#### Input data

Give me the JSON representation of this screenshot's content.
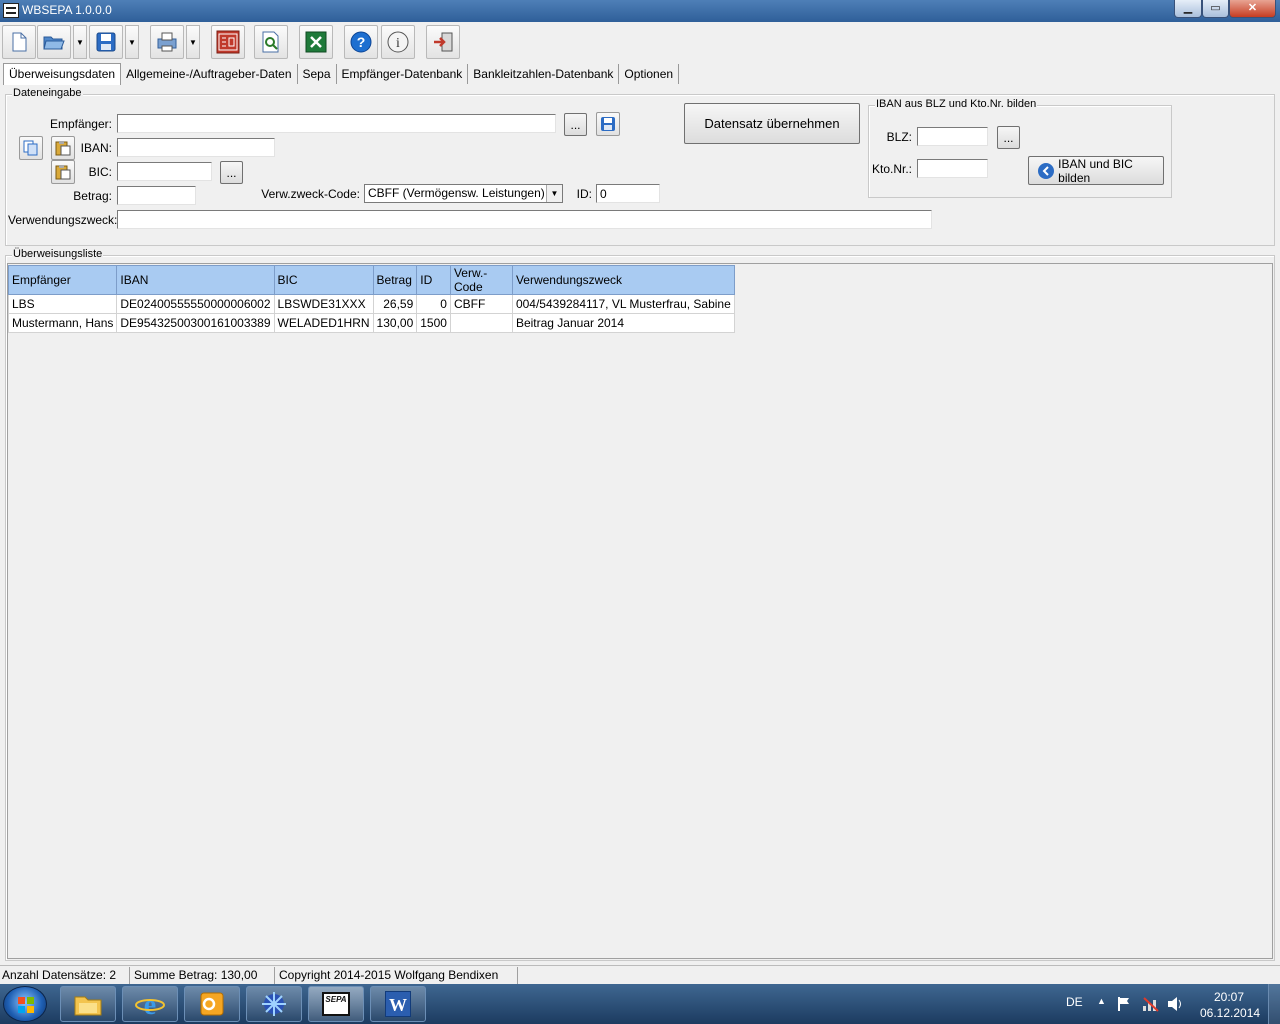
{
  "window": {
    "title": "WBSEPA 1.0.0.0",
    "min_icon": "minimize-icon",
    "max_icon": "maximize-icon",
    "close_icon": "close-icon",
    "min": "▁",
    "max": "▭",
    "close": "✕"
  },
  "toolbar": {
    "icons": [
      "new-document-icon",
      "open-folder-icon",
      "save-icon",
      "print-icon",
      "sepa-export-icon",
      "preview-icon",
      "excel-icon",
      "help-icon",
      "info-icon",
      "exit-icon"
    ]
  },
  "tabs": [
    "Überweisungsdaten",
    "Allgemeine-/Auftrageber-Daten",
    "Sepa",
    "Empfänger-Datenbank",
    "Bankleitzahlen-Datenbank",
    "Optionen"
  ],
  "entry": {
    "legend": "Dateneingabe",
    "empfaenger_label": "Empfänger:",
    "empfaenger_value": "",
    "iban_label": "IBAN:",
    "iban_value": "",
    "bic_label": "BIC:",
    "bic_value": "",
    "betrag_label": "Betrag:",
    "betrag_value": "",
    "code_label": "Verw.zweck-Code:",
    "code_value": "CBFF (Vermögensw. Leistungen)",
    "id_label": "ID:",
    "id_value": "0",
    "zweck_label": "Verwendungszweck:",
    "zweck_value": "",
    "browse": "...",
    "submit": "Datensatz übernehmen"
  },
  "iban_builder": {
    "legend": "IBAN aus BLZ und Kto.Nr. bilden",
    "blz_label": "BLZ:",
    "blz_value": "",
    "kto_label": "Kto.Nr.:",
    "kto_value": "",
    "browse": "...",
    "build_button": "IBAN und BIC bilden"
  },
  "list": {
    "legend": "Überweisungsliste",
    "columns": [
      "Empfänger",
      "IBAN",
      "BIC",
      "Betrag",
      "ID",
      "Verw.-Code",
      "Verwendungszweck"
    ],
    "rows": [
      [
        "LBS",
        "DE02400555550000006002",
        "LBSWDE31XXX",
        "26,59",
        "0",
        "CBFF",
        "004/5439284117, VL Musterfrau, Sabine"
      ],
      [
        "Mustermann, Hans",
        "DE95432500300161003389",
        "WELADED1HRN",
        "130,00",
        "1500",
        "",
        "Beitrag Januar 2014"
      ]
    ]
  },
  "status": {
    "count": "Anzahl Datensätze: 2",
    "sum": "Summe Betrag: 130,00",
    "copyright": "Copyright 2014-2015 Wolfgang Bendixen"
  },
  "taskbar": {
    "apps": [
      "explorer-icon",
      "internet-explorer-icon",
      "outlook-icon",
      "app-icon",
      "wbsepa-icon",
      "word-icon"
    ],
    "sepa_text": "SEPA",
    "word_text": "W",
    "lang": "DE",
    "time": "20:07",
    "date": "06.12.2014"
  }
}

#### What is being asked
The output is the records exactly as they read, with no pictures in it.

#### Task output
Give me the JSON representation of this screenshot's content.
{
  "window": {
    "title": "WBSEPA 1.0.0.0",
    "min_icon": "minimize-icon",
    "max_icon": "maximize-icon",
    "close_icon": "close-icon",
    "min": "▁",
    "max": "▭",
    "close": "✕"
  },
  "toolbar": {
    "icons": [
      "new-document-icon",
      "open-folder-icon",
      "save-icon",
      "print-icon",
      "sepa-export-icon",
      "preview-icon",
      "excel-icon",
      "help-icon",
      "info-icon",
      "exit-icon"
    ]
  },
  "tabs": [
    "Überweisungsdaten",
    "Allgemeine-/Auftrageber-Daten",
    "Sepa",
    "Empfänger-Datenbank",
    "Bankleitzahlen-Datenbank",
    "Optionen"
  ],
  "entry": {
    "legend": "Dateneingabe",
    "empfaenger_label": "Empfänger:",
    "empfaenger_value": "",
    "iban_label": "IBAN:",
    "iban_value": "",
    "bic_label": "BIC:",
    "bic_value": "",
    "betrag_label": "Betrag:",
    "betrag_value": "",
    "code_label": "Verw.zweck-Code:",
    "code_value": "CBFF (Vermögensw. Leistungen)",
    "id_label": "ID:",
    "id_value": "0",
    "zweck_label": "Verwendungszweck:",
    "zweck_value": "",
    "browse": "...",
    "submit": "Datensatz übernehmen"
  },
  "iban_builder": {
    "legend": "IBAN aus BLZ und Kto.Nr. bilden",
    "blz_label": "BLZ:",
    "blz_value": "",
    "kto_label": "Kto.Nr.:",
    "kto_value": "",
    "browse": "...",
    "build_button": "IBAN und BIC bilden"
  },
  "list": {
    "legend": "Überweisungsliste",
    "columns": [
      "Empfänger",
      "IBAN",
      "BIC",
      "Betrag",
      "ID",
      "Verw.-Code",
      "Verwendungszweck"
    ],
    "rows": [
      [
        "LBS",
        "DE02400555550000006002",
        "LBSWDE31XXX",
        "26,59",
        "0",
        "CBFF",
        "004/5439284117, VL Musterfrau, Sabine"
      ],
      [
        "Mustermann, Hans",
        "DE95432500300161003389",
        "WELADED1HRN",
        "130,00",
        "1500",
        "",
        "Beitrag Januar 2014"
      ]
    ]
  },
  "status": {
    "count": "Anzahl Datensätze: 2",
    "sum": "Summe Betrag: 130,00",
    "copyright": "Copyright 2014-2015 Wolfgang Bendixen"
  },
  "taskbar": {
    "apps": [
      "explorer-icon",
      "internet-explorer-icon",
      "outlook-icon",
      "app-icon",
      "wbsepa-icon",
      "word-icon"
    ],
    "sepa_text": "SEPA",
    "word_text": "W",
    "lang": "DE",
    "time": "20:07",
    "date": "06.12.2014"
  }
}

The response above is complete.